━━━ Record excerpts ━━━

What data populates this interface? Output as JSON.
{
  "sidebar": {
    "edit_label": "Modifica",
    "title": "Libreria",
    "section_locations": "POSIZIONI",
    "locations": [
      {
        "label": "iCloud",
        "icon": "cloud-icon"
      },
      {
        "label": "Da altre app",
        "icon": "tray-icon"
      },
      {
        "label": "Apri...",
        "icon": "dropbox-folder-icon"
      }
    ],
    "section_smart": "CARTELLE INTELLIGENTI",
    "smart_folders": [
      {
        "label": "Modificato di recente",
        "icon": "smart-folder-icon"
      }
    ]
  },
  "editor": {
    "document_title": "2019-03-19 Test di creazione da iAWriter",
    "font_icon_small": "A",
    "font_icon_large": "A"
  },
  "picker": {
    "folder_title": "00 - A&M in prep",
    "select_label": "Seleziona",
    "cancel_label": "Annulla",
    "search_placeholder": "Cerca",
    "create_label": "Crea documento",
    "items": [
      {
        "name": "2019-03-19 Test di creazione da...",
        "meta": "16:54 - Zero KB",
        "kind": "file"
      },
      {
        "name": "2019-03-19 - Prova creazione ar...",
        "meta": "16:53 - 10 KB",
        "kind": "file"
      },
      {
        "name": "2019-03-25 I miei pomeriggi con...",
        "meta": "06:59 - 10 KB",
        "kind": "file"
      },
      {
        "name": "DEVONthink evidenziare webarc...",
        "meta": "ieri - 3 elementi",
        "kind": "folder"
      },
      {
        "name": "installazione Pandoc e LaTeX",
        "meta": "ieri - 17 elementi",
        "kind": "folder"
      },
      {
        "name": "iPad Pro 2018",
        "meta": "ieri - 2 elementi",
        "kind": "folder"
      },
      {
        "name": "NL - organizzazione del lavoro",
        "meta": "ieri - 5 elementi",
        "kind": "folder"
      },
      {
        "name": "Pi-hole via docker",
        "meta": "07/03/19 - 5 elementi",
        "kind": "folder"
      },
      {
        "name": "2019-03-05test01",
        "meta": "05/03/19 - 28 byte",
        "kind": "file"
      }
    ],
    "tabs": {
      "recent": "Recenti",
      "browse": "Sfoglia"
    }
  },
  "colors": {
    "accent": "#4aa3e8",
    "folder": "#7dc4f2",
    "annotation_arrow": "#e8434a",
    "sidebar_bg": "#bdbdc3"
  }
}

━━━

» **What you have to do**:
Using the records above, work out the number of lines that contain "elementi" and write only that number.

» **Expected answer**:
5